You end up with depleted stock because the fish are unable to keep up with the demand. That’s why farmed fish is so popular these days because we’re told it’s our ‘best option’ and it’s the ‘most sustainable’ even though it’s a hazard to the health of humans and fish. Farmed fish is some of the lowest quality product produced anywhere and yet, we’re consuming more of it than ever.

Impact on key prey species

Everything in the water is based on weather and temperature. This is how marine animals identify when it’s time to do certain things like mate and lay eggs. If the water is warming earlier in the year, prey species like zooplankton could bloom early which means they won’t be present when juvenile fish need them to feed on. Not to mention the fact that these key prey species may not even be in the right location due to the increase in temperature. Some fish may migrate entirely away from their prey species which could force them to travel further to find food or suffer the consequences.

We have to realise that the impact doesn’t always lead to the demise of fish, but it leads to a lower quality of life for them. When they have to struggle more to find food and feel comfortable in the water, it can impact their bioavailability as well. They may feel more sluggish and not come out in the open water as much. This could reduce catch and reproduction rates again furthering the issue of bioavailability.

Algae blooms and ‘The Blob’

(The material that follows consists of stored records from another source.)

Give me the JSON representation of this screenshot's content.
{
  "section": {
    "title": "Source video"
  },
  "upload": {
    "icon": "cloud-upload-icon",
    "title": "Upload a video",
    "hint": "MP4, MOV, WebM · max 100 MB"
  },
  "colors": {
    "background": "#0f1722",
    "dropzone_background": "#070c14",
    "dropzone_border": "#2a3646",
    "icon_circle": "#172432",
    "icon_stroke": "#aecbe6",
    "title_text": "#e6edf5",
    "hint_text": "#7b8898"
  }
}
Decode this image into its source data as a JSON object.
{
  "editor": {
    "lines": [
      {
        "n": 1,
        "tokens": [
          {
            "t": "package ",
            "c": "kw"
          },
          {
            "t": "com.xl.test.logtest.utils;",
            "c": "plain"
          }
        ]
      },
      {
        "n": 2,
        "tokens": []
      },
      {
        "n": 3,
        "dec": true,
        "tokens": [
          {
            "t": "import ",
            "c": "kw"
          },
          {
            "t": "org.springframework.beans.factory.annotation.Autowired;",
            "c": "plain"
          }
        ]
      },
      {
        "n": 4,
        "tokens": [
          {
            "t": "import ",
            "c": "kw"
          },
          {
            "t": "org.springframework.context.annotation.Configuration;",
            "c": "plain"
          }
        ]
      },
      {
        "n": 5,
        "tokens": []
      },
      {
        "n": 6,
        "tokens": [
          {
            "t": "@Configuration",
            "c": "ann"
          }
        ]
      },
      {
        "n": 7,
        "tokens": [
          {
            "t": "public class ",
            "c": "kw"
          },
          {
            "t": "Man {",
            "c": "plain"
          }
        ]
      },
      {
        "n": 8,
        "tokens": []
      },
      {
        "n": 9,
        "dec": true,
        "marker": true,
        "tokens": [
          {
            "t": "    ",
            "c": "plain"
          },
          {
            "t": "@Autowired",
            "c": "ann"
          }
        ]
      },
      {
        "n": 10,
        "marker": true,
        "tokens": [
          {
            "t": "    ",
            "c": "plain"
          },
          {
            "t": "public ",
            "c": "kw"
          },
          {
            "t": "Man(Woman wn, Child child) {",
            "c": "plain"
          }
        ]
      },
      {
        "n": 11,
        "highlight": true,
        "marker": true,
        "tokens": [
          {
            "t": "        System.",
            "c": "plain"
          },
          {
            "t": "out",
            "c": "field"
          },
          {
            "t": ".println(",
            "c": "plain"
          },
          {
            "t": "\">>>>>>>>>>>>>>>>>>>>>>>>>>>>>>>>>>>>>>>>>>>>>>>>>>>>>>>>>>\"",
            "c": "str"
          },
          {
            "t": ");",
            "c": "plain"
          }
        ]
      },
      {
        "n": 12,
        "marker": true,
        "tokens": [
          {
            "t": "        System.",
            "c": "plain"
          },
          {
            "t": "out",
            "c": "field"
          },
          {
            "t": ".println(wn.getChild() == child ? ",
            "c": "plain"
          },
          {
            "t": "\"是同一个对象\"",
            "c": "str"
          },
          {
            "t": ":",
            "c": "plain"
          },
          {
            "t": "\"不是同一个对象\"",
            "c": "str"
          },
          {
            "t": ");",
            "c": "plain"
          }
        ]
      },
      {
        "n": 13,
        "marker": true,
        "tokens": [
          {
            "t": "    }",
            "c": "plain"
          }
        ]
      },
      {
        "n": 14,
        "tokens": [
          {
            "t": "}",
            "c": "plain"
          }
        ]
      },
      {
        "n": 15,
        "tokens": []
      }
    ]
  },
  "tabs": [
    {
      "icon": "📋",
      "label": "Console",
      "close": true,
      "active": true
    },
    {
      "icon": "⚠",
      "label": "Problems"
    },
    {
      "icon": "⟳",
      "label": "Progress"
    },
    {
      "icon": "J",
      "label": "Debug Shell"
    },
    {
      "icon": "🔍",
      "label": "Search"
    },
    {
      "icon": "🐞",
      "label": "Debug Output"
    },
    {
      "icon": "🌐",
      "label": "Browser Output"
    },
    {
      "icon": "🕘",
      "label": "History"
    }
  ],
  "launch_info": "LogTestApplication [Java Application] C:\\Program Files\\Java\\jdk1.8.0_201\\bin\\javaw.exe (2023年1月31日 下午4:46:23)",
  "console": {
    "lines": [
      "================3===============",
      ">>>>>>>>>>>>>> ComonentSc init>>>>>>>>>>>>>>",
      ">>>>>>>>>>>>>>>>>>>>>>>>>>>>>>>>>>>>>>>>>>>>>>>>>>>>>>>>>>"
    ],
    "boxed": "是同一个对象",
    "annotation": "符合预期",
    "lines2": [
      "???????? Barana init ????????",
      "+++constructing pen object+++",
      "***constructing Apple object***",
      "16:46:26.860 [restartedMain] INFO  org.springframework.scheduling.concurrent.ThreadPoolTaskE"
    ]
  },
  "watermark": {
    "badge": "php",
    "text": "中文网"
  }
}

In 2016, the North American Pacific Coast became covered in toxic algae containing deadly levels of chemicals, closing down fisheries from the southern-most tip of California up to Alaska. It was called ‘the blob’ and it was a giant algae bloom caused by unusually warm temperatures in the Pacific Ocean. These blooms are becoming more common and they’re responsible for the death of millions of fish. The blob was believed to extend for hundreds of miles and down as much as 300 feet deep.

These algae blooms are a problem for multiple reasons. First, the algae damages fish gills because it reduces the oxygen in the water and makes it harder for the fish to take in enough water. Algae also threatens us because we can consume shellfish like mussels and clams that filter-feed. Even if there isn’t any algae present, these shellfish can still contain the toxic chemicals.

How fisheries are combating rising temperatures

The ultimate question is, what do we do? How do we manage these problems and do so in a sustainable way?

Unfortunately, many fisheries are already feeling the pinch. Many regions have seen dramatic drops in fish populations due to overfishing and climate change. A third of the ocean’s fish stocks are nearly depleted and as the bioavailability of fish continues to decrease, it’s only going to get worse.

Protecting natural carbon storage is one way that experts believe we can help slow down the increase in temperature. Carbon is stored in trees and soil so by increasing the amount of mangroves, sea grass and salt marshes, it will reduce emissions and help revitalise the ocean. We also need to end bottom trawling on the sea floor which not only destroys the seabed but also releases as much carbon as the entirety of the air travel industry.

Improved regulation is another way. We need to keep close tabs on illegal fishing and especially on the countries most responsible for it. Countries throughout Asia as well as the United States are known for loose policies and minimal enforcement. To restore a dwindling fish population, we need to give fish every chance they have to catch up.

Lastly, everything we put in the water has a direct impact on its quality from something as small as what we wear when we swim to the fossil fuel emissions from fishing boats. We need to engage in sustainable management of our fishing procedures as well as our consumption of seafood. Less waste, less bycatch and better practices will lead to a better future for our fish and our seas.